→ What you have to do
When a line below contains the word "Discovery", copy that line.
=== Data to examine ===
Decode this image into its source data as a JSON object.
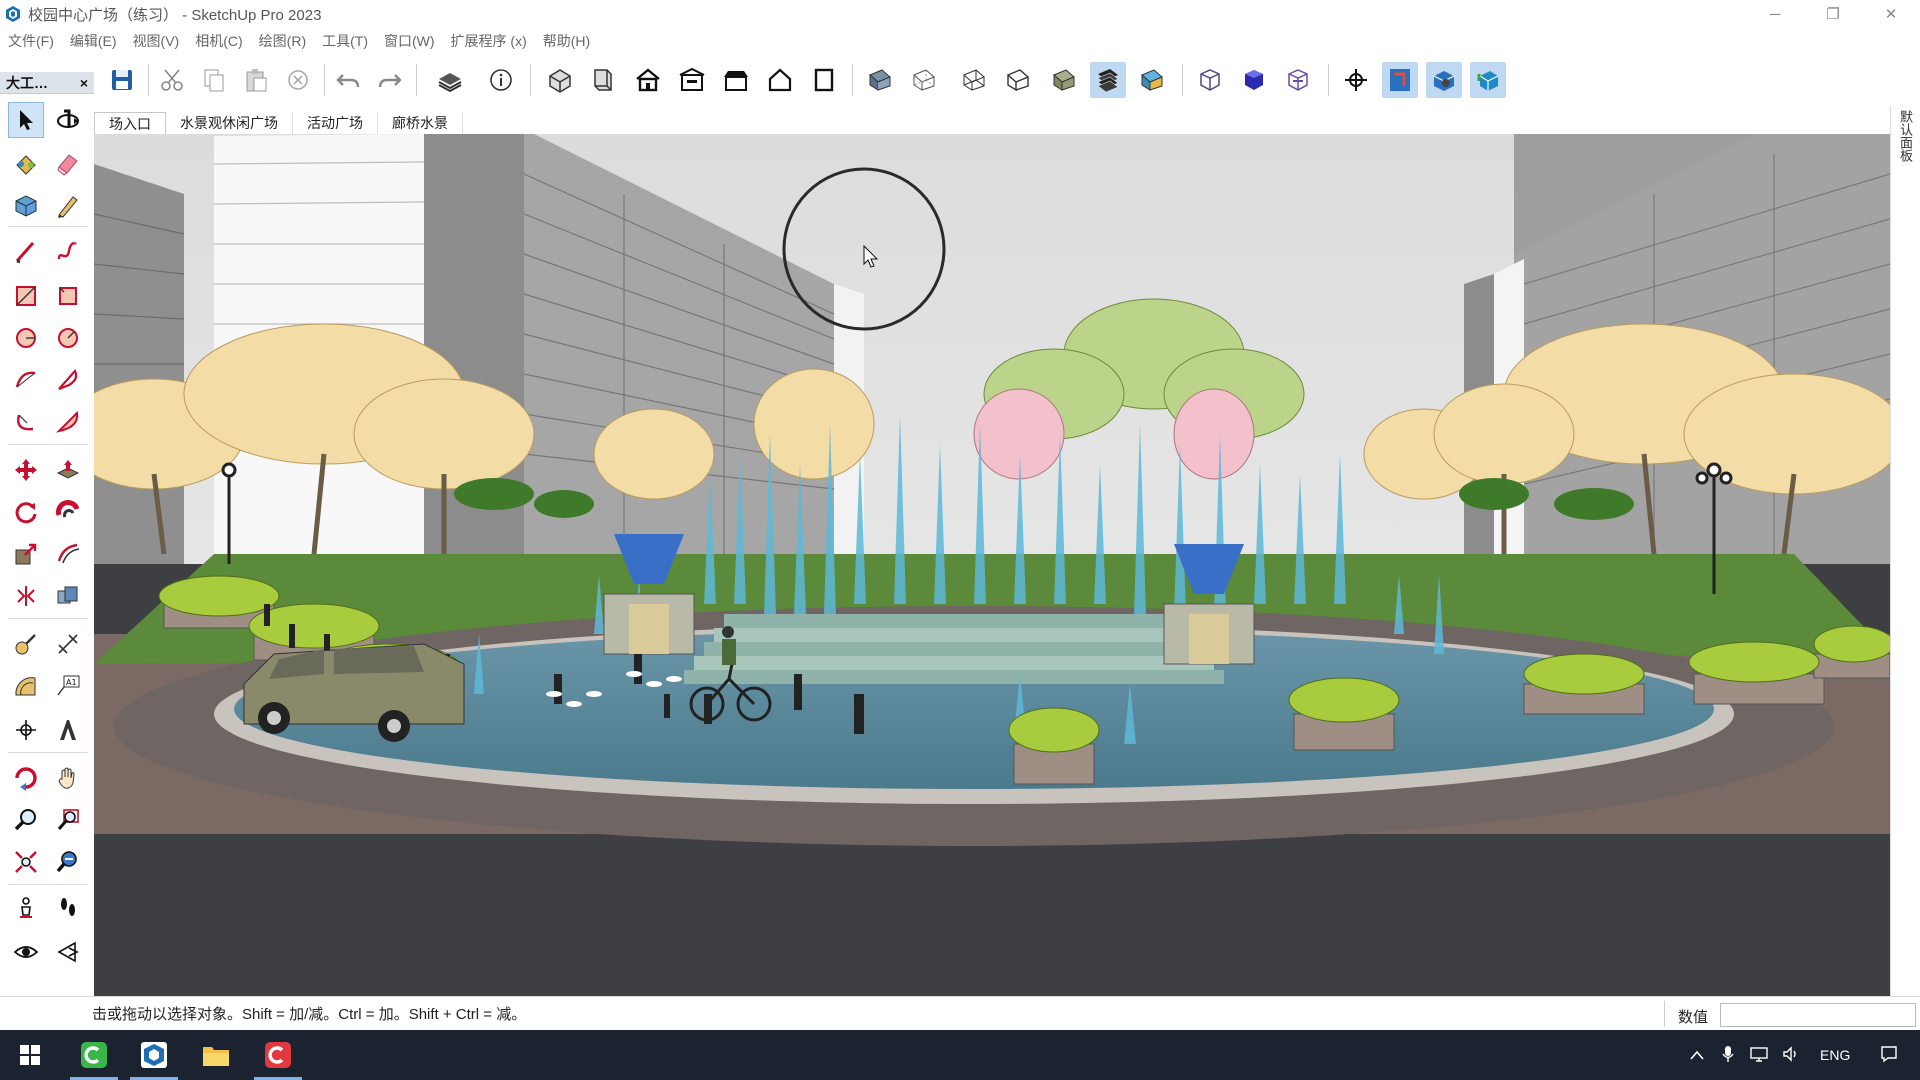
{
  "window": {
    "title": "校园中心广场（练习） - SketchUp Pro 2023",
    "minimize_glyph": "─",
    "restore_glyph": "❐",
    "close_glyph": "✕"
  },
  "menu": [
    "文件(F)",
    "编辑(E)",
    "视图(V)",
    "相机(C)",
    "绘图(R)",
    "工具(T)",
    "窗口(W)",
    "扩展程序 (x)",
    "帮助(H)"
  ],
  "toolbar": {
    "icons": [
      "save-icon",
      "cut-icon",
      "copy-icon",
      "paste-icon",
      "erase-icon",
      "undo-icon",
      "redo-icon",
      "print-icon",
      "model-info-icon",
      "iso-view-icon",
      "top-view-icon",
      "front-view-icon",
      "right-view-icon",
      "back-view-icon",
      "left-view-icon",
      "bottom-view-icon",
      "xray-icon",
      "back-edges-icon",
      "wireframe-icon",
      "hidden-line-icon",
      "shaded-icon",
      "shaded-textures-icon",
      "monochrome-icon",
      "section-plane-icon",
      "display-section-planes-icon",
      "display-section-cuts-icon",
      "axes-icon",
      "position-camera-icon",
      "walk-icon",
      "look-around-icon"
    ]
  },
  "left_panel": {
    "title": "大工…",
    "close_glyph": "×"
  },
  "scene_tabs": [
    "场入口",
    "水景观休闲广场",
    "活动广场",
    "廊桥水景"
  ],
  "right_panel": {
    "label": "默认面板"
  },
  "status": {
    "hint": "击或拖动以选择对象。Shift = 加/减。Ctrl = 加。Shift + Ctrl = 减。",
    "measurements_label": "数值",
    "measurements_value": ""
  },
  "taskbar": {
    "apps": [
      "start-icon",
      "camtasia-icon",
      "sketchup-icon",
      "file-explorer-icon",
      "camtasia-recorder-icon"
    ],
    "lang": "ENG"
  },
  "colors": {
    "accent": "#bfd9f2",
    "sky": "#e4e4e4",
    "road": "#3e3f42",
    "grass": "#5a8a3a",
    "water": "#5fa9c9",
    "taskbar": "#1b2230"
  }
}
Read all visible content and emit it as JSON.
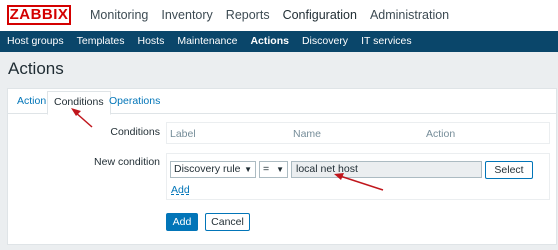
{
  "logo": "ZABBIX",
  "main_menu": [
    "Monitoring",
    "Inventory",
    "Reports",
    "Configuration",
    "Administration"
  ],
  "main_menu_active": "Configuration",
  "sub_menu": [
    "Host groups",
    "Templates",
    "Hosts",
    "Maintenance",
    "Actions",
    "Discovery",
    "IT services"
  ],
  "sub_menu_active": "Actions",
  "page_title": "Actions",
  "tabs": [
    "Action",
    "Conditions",
    "Operations"
  ],
  "active_tab": "Conditions",
  "conditions": {
    "label": "Conditions",
    "columns": [
      "Label",
      "Name",
      "Action"
    ]
  },
  "new_condition": {
    "label": "New condition",
    "type_select": "Discovery rule",
    "operator_select": "=",
    "value": "local net host",
    "select_button": "Select",
    "add_link": "Add"
  },
  "buttons": {
    "add": "Add",
    "cancel": "Cancel"
  },
  "colors": {
    "brand": "#d40000",
    "nav_bar": "#0a466a",
    "accent": "#0275b8",
    "annotation_arrow": "#c0161c"
  }
}
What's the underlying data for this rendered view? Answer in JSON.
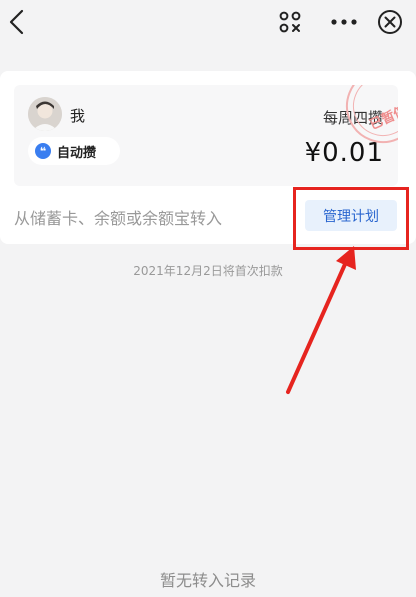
{
  "header": {
    "back_icon": "chevron-left-icon",
    "scan_icon": "scan-qr-icon",
    "more_icon": "more-horizontal-icon",
    "close_icon": "close-circle-icon"
  },
  "plan": {
    "owner_name": "我",
    "mode_label": "自动攒",
    "frequency": "每周四攒",
    "amount": "¥0.01",
    "status_stamp": "已暂停",
    "source_text": "从储蓄卡、余额或余额宝转入",
    "manage_label": "管理计划"
  },
  "first_debit_note": "2021年12月2日将首次扣款",
  "empty_records": "暂无转入记录",
  "colors": {
    "accent_blue": "#2a66cf",
    "highlight_red": "#e6241f",
    "stamp_red": "#ef8e8e",
    "background": "#f3f3f4"
  }
}
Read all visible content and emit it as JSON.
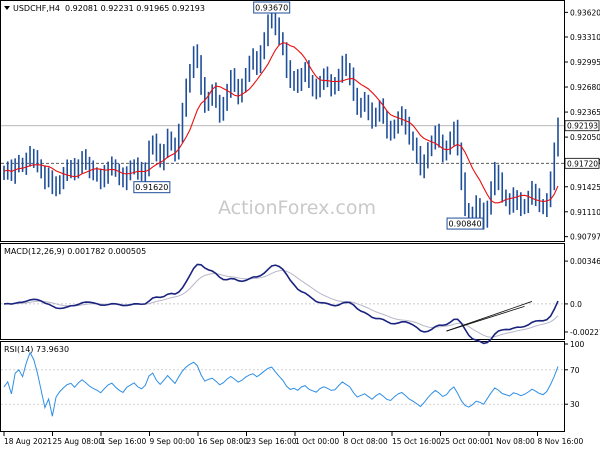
{
  "header": {
    "symbol": "USDCHF,H4",
    "ohlc": "0.92081 0.92231 0.91965 0.92193"
  },
  "watermark": "ActionForex.com",
  "colors": {
    "candles": "#1f4e9a",
    "ma": "#e81010",
    "macd": "#1a237e",
    "signal": "#b7b7c9",
    "rsi": "#2f8fe6",
    "trendline": "#111111",
    "label_border": "#1f4e9a"
  },
  "chart_data": [
    {
      "type": "candlestick",
      "title": "USDCHF,H4",
      "ylim": [
        0.9078,
        0.937
      ],
      "y_ticks": [
        "0.93620",
        "0.93310",
        "0.92995",
        "0.92680",
        "0.92365",
        "0.92050",
        "0.91740",
        "0.91425",
        "0.91110",
        "0.90797"
      ],
      "y_tick_values": [
        0.9362,
        0.9331,
        0.92995,
        0.9268,
        0.92365,
        0.9205,
        0.9174,
        0.91425,
        0.9111,
        0.90797
      ],
      "x_ticks": [
        "18 Aug 2021",
        "25 Aug 08:00",
        "1 Sep 16:00",
        "9 Sep 00:00",
        "16 Sep 08:00",
        "23 Sep 16:00",
        "1 Oct 00:00",
        "8 Oct 08:00",
        "15 Oct 16:00",
        "25 Oct 00:00",
        "1 Nov 08:00",
        "8 Nov 16:00"
      ],
      "current_price": "0.92193",
      "ref_level": "0.91720",
      "annotations": [
        {
          "text": "0.93670",
          "index": 72
        },
        {
          "text": "0.91620",
          "index": 36
        },
        {
          "text": "0.90840",
          "index": 124
        }
      ],
      "close": [
        0.9162,
        0.9165,
        0.9158,
        0.917,
        0.9172,
        0.9168,
        0.9176,
        0.9182,
        0.9178,
        0.917,
        0.916,
        0.915,
        0.9155,
        0.9145,
        0.914,
        0.915,
        0.9158,
        0.9165,
        0.9168,
        0.916,
        0.917,
        0.9178,
        0.9172,
        0.9165,
        0.916,
        0.9156,
        0.915,
        0.9158,
        0.9166,
        0.917,
        0.9162,
        0.9155,
        0.915,
        0.916,
        0.9165,
        0.917,
        0.9162,
        0.9158,
        0.9165,
        0.919,
        0.92,
        0.9185,
        0.9175,
        0.9188,
        0.9205,
        0.9195,
        0.9185,
        0.921,
        0.924,
        0.9268,
        0.929,
        0.931,
        0.93,
        0.927,
        0.9245,
        0.9255,
        0.9262,
        0.925,
        0.9235,
        0.9245,
        0.9265,
        0.928,
        0.927,
        0.9258,
        0.9268,
        0.9285,
        0.9298,
        0.9305,
        0.9295,
        0.931,
        0.933,
        0.935,
        0.936,
        0.9345,
        0.933,
        0.9315,
        0.929,
        0.9275,
        0.928,
        0.927,
        0.9285,
        0.929,
        0.9275,
        0.9268,
        0.9262,
        0.9275,
        0.9282,
        0.9276,
        0.9268,
        0.927,
        0.9284,
        0.9298,
        0.929,
        0.9282,
        0.926,
        0.924,
        0.9245,
        0.925,
        0.9238,
        0.9225,
        0.9235,
        0.9242,
        0.923,
        0.9215,
        0.921,
        0.922,
        0.9228,
        0.9232,
        0.922,
        0.9205,
        0.9195,
        0.9182,
        0.9165,
        0.9175,
        0.9188,
        0.92,
        0.921,
        0.92,
        0.9185,
        0.919,
        0.9205,
        0.9215,
        0.919,
        0.915,
        0.9115,
        0.91,
        0.9108,
        0.912,
        0.9112,
        0.9098,
        0.9118,
        0.914,
        0.9162,
        0.915,
        0.9132,
        0.9125,
        0.9118,
        0.913,
        0.9125,
        0.9115,
        0.912,
        0.9128,
        0.9138,
        0.913,
        0.912,
        0.9115,
        0.9125,
        0.915,
        0.919,
        0.9219
      ]
    },
    {
      "type": "line",
      "title": "MACD(12,26,9) 0.001782 0.000505",
      "ylim": [
        -0.0026,
        0.0038
      ],
      "y_ticks": [
        "0.003468",
        "0.0",
        "-0.002274"
      ],
      "y_tick_values": [
        0.003468,
        0.0,
        -0.002274
      ]
    },
    {
      "type": "line",
      "title": "RSI(14) 73.9630",
      "ylim": [
        0,
        100
      ],
      "y_ticks": [
        "100",
        "70",
        "30",
        "0"
      ],
      "y_tick_values": [
        100,
        70,
        30,
        0
      ],
      "levels": [
        70,
        30
      ]
    }
  ]
}
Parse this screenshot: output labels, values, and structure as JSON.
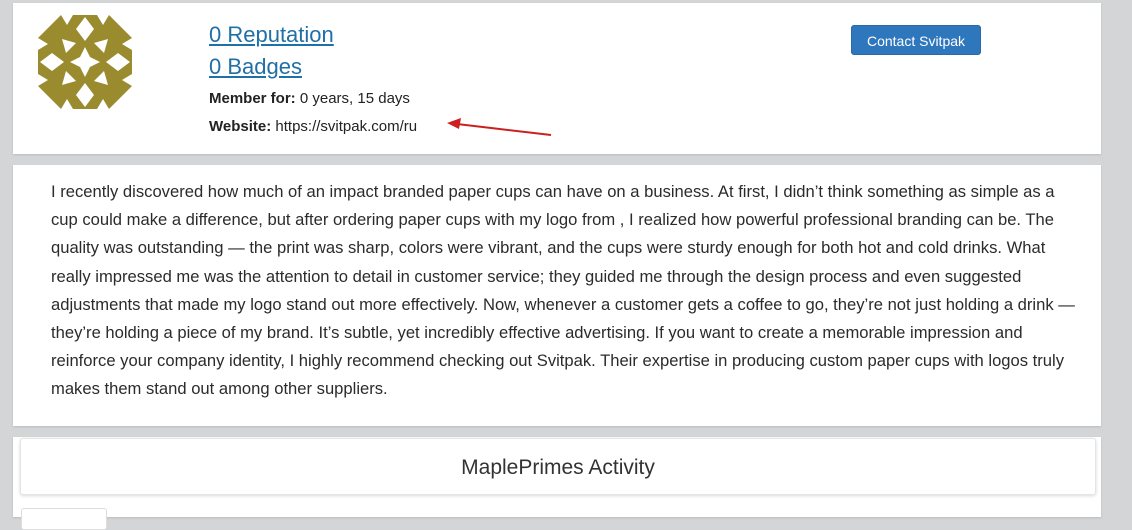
{
  "profile": {
    "reputation": "0 Reputation",
    "badges": "0 Badges",
    "member_for_label": "Member for:",
    "member_for_value": "0 years, 15 days",
    "website_label": "Website:",
    "website_value": "https://svitpak.com/ru",
    "contact_button": "Contact Svitpak",
    "avatar_color": "#9a8b2f",
    "link_color": "#1f6fa8",
    "button_color": "#2f77bd",
    "annotation_arrow_color": "#cc1f1f"
  },
  "bio": {
    "text": "I recently discovered how much of an impact branded paper cups can have on a business. At first, I didn’t think something as simple as a cup could make a difference, but after ordering paper cups with my logo from , I realized how powerful professional branding can be. The quality was outstanding — the print was sharp, colors were vibrant, and the cups were sturdy enough for both hot and cold drinks. What really impressed me was the attention to detail in customer service; they guided me through the design process and even suggested adjustments that made my logo stand out more effectively. Now, whenever a customer gets a coffee to go, they’re not just holding a drink — they’re holding a piece of my brand. It’s subtle, yet incredibly effective advertising. If you want to create a memorable impression and reinforce your company identity, I highly recommend checking out Svitpak. Their expertise in producing custom paper cups with logos truly makes them stand out among other suppliers."
  },
  "activity": {
    "title": "MaplePrimes Activity"
  }
}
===
→ Answer below
    "Discovery",
    "type_select": "Discovery rule",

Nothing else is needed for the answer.